Top of The input
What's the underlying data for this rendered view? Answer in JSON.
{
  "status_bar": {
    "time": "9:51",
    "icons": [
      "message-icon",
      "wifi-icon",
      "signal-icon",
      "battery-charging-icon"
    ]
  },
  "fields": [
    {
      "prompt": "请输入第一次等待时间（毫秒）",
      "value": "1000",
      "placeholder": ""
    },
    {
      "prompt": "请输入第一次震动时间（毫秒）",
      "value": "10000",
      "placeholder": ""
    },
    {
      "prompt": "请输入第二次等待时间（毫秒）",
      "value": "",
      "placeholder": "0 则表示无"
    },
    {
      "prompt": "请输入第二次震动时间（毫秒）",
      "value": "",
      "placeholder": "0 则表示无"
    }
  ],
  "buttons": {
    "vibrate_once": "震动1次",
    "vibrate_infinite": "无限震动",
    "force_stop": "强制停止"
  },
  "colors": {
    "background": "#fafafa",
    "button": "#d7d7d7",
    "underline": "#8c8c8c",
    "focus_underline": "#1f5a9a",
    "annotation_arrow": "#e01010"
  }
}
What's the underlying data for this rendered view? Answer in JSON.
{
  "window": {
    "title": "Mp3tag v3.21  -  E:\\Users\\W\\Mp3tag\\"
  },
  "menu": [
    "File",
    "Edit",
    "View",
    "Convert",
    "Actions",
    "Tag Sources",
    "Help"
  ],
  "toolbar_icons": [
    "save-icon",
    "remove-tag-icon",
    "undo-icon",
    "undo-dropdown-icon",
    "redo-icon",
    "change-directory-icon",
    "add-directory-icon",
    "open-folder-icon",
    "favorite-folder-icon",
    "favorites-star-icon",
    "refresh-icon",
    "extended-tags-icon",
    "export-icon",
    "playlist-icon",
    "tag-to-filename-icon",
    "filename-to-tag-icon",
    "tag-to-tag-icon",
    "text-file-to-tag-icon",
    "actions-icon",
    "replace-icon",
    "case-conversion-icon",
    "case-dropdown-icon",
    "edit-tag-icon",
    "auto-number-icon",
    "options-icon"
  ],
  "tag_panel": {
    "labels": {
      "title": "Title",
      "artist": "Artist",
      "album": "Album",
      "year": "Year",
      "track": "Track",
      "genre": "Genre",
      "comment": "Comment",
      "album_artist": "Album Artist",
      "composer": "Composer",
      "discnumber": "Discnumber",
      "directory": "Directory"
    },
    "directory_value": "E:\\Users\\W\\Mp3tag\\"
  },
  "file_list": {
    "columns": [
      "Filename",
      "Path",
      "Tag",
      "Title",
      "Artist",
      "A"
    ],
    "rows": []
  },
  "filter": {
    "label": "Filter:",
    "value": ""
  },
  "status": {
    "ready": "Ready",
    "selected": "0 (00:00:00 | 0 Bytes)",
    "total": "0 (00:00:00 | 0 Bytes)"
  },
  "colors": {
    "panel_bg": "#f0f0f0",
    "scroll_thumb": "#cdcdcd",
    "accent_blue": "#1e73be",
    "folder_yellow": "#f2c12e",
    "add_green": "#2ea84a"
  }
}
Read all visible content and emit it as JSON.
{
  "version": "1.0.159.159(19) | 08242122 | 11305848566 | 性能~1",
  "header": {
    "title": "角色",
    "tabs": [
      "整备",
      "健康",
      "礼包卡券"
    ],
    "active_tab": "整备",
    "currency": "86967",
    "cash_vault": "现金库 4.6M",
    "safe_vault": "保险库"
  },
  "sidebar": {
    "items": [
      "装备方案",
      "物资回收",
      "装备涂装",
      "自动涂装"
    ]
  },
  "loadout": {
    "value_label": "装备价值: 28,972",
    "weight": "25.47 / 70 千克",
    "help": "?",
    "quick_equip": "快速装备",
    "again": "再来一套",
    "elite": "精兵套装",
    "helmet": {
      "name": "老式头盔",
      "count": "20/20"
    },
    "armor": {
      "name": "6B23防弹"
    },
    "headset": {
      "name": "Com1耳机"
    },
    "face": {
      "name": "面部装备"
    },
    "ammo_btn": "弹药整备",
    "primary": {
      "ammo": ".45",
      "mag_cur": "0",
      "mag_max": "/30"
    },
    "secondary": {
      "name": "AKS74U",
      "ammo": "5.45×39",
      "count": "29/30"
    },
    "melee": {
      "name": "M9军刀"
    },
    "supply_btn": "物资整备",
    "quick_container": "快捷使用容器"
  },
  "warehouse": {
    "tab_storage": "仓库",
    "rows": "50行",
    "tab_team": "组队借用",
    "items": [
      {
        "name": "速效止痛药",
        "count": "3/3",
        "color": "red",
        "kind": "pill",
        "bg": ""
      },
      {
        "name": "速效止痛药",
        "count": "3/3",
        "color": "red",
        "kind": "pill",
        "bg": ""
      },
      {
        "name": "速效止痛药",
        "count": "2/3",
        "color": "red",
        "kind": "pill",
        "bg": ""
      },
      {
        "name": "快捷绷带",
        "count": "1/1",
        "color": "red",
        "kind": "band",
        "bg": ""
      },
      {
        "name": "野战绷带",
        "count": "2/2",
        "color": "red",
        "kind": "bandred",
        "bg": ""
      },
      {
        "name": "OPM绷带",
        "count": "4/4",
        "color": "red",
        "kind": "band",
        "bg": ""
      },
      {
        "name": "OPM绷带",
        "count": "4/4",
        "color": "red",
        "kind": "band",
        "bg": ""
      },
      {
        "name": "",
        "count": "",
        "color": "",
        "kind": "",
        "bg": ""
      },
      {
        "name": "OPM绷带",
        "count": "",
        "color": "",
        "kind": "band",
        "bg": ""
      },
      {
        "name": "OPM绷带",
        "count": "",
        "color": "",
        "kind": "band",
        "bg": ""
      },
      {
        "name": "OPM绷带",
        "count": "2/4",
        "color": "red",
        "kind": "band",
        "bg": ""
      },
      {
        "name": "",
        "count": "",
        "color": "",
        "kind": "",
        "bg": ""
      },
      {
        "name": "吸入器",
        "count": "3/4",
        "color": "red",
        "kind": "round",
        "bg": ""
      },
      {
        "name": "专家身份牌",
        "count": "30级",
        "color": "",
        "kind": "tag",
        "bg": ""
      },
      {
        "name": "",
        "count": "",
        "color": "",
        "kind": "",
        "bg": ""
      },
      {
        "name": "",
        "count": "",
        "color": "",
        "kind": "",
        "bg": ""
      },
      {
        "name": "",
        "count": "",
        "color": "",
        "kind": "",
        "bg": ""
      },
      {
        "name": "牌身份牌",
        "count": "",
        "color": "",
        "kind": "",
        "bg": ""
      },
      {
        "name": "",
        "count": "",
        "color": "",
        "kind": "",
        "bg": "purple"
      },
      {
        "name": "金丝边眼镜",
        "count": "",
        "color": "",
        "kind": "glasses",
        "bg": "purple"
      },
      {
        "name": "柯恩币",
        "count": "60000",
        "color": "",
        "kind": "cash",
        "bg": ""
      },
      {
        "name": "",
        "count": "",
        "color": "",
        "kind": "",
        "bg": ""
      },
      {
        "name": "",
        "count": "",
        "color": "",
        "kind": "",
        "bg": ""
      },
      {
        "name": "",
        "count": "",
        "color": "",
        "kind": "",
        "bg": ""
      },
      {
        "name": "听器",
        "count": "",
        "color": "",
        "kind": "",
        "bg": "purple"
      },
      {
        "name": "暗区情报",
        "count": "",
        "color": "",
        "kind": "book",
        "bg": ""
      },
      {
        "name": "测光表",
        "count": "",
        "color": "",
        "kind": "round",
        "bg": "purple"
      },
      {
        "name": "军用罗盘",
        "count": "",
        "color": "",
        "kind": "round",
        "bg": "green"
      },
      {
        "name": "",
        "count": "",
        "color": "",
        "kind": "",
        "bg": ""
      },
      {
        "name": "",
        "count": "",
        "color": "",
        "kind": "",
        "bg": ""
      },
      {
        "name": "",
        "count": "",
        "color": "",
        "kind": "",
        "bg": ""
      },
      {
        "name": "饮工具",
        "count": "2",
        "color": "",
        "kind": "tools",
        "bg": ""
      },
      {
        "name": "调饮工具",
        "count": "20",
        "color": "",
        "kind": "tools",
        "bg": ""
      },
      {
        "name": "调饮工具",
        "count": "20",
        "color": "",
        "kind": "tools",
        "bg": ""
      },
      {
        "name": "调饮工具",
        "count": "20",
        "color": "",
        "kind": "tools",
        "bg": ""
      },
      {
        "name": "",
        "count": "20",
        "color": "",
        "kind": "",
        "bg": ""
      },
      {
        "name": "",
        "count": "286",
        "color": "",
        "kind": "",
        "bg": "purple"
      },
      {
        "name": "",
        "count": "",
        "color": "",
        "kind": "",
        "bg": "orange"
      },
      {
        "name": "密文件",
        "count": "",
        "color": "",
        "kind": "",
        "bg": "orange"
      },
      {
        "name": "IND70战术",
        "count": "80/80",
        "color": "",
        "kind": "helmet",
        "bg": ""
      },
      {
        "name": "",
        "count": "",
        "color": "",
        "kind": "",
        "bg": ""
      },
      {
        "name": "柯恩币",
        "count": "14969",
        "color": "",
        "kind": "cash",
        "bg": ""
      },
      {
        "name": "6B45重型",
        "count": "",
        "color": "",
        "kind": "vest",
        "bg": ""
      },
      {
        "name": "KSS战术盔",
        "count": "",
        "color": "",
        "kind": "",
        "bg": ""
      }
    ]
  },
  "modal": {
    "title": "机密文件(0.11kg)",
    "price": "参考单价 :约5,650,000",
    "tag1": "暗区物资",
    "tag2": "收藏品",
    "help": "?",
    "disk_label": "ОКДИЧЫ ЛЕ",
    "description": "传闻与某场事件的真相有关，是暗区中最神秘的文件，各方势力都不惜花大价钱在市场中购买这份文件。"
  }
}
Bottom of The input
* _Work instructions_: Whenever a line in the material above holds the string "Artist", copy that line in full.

* _Response_:
      "artist": "Artist",
      "album_artist": "Album Artist",
      "Artist",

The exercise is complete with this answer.